*What this task involves:*
Each line of the data that includes "shortcut" must be copied.

*Record set:*

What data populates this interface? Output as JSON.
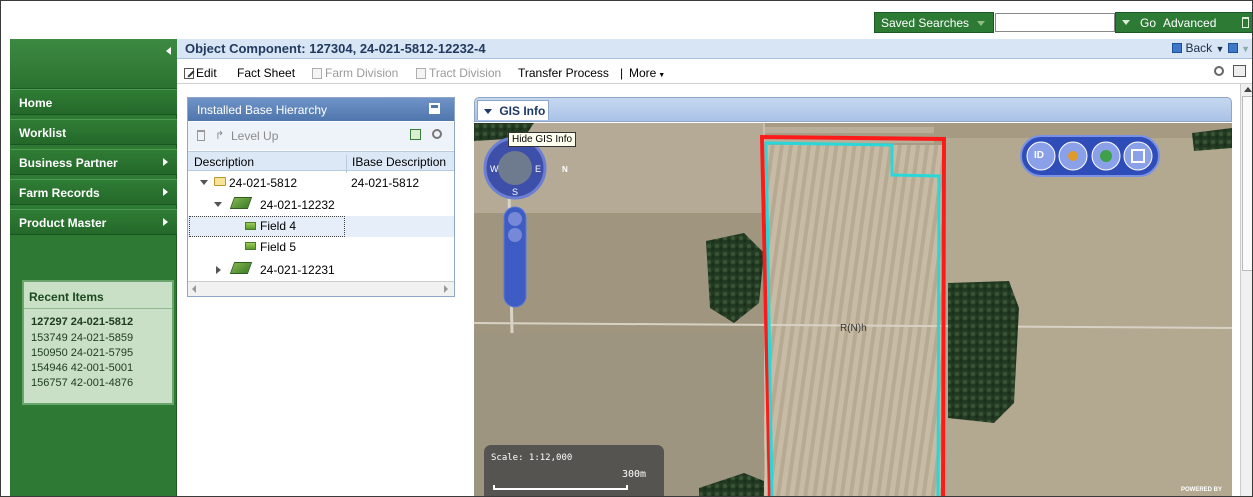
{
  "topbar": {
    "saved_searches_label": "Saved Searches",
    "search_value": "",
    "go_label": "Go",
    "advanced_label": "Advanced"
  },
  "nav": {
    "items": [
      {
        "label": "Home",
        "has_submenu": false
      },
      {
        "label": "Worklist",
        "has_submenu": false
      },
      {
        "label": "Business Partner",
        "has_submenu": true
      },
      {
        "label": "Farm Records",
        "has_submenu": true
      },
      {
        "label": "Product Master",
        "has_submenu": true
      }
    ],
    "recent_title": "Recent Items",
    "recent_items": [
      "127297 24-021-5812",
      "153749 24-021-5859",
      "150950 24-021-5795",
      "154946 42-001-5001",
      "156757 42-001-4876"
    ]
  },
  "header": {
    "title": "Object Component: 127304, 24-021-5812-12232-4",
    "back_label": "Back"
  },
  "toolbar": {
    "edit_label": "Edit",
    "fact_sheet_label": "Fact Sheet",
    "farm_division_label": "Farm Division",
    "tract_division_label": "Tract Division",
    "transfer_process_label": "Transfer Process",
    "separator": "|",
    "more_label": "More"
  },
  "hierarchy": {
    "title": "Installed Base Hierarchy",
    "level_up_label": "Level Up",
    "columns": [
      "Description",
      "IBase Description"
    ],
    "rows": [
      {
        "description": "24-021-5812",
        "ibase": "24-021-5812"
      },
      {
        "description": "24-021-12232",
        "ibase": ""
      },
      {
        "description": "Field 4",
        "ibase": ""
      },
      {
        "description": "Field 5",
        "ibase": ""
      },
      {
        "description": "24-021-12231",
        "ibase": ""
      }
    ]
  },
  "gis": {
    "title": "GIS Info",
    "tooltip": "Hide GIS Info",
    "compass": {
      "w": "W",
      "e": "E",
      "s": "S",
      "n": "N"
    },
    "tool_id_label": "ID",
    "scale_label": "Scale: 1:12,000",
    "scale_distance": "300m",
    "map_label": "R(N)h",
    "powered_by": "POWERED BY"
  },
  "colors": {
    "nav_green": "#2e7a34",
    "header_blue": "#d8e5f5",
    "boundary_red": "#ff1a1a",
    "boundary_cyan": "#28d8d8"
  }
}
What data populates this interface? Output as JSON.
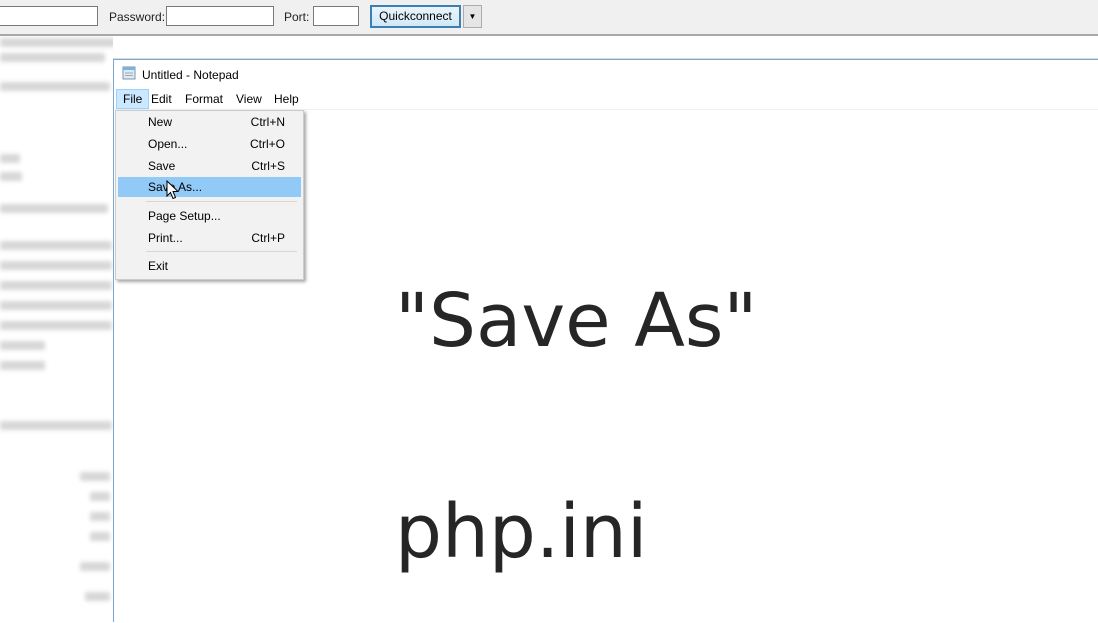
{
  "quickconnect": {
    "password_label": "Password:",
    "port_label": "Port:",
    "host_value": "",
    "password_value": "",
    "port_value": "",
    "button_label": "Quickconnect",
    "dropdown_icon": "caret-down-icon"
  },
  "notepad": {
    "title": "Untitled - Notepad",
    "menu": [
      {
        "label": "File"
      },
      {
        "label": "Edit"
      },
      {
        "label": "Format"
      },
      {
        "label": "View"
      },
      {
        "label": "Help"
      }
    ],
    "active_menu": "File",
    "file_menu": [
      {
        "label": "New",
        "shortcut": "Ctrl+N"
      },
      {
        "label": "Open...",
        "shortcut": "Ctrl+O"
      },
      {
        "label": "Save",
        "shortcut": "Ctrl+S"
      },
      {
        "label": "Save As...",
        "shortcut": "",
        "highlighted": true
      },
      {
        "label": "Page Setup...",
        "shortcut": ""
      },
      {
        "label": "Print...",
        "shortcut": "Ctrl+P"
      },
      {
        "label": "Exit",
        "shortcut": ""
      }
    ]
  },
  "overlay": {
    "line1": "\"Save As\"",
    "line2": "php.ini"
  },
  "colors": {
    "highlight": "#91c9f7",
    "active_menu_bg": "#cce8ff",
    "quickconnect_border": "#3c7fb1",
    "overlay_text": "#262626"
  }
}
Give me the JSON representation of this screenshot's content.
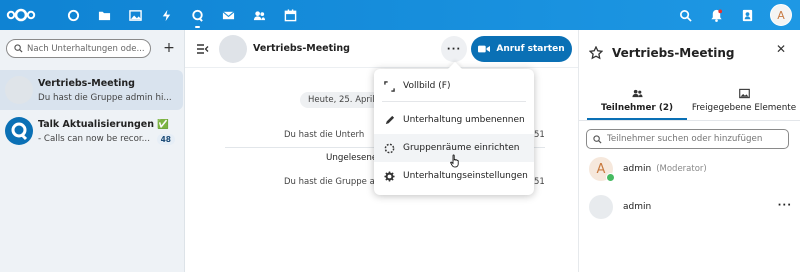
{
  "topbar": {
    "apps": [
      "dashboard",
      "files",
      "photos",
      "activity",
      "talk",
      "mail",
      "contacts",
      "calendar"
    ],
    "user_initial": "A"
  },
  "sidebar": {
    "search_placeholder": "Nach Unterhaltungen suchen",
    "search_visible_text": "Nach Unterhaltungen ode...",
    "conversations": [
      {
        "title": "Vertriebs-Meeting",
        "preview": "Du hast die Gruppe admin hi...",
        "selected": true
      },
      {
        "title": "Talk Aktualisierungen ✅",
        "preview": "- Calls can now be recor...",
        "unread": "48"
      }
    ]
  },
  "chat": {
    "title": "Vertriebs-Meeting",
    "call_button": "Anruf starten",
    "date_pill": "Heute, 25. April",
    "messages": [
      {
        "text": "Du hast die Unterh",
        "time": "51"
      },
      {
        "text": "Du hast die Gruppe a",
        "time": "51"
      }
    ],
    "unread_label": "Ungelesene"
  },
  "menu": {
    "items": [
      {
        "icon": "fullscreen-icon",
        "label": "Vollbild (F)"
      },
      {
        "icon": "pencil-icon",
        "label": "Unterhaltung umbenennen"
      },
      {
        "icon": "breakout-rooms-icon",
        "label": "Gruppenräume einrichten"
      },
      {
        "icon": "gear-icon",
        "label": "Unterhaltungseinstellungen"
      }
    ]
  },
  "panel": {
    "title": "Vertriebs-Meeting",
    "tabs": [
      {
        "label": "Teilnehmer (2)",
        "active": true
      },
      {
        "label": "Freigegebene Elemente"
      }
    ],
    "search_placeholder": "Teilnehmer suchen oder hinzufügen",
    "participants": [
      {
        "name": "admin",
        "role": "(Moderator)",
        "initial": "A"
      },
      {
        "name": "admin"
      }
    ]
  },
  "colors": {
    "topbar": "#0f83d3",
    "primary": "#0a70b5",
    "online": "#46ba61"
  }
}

*Answer space:*
        "shortcut": "Ctrl+N"
        "shortcut": "Ctrl+O"
        "shortcut": "Ctrl+S"
        "shortcut": "",
        "shortcut": ""
        "shortcut": "Ctrl+P"
        "shortcut": ""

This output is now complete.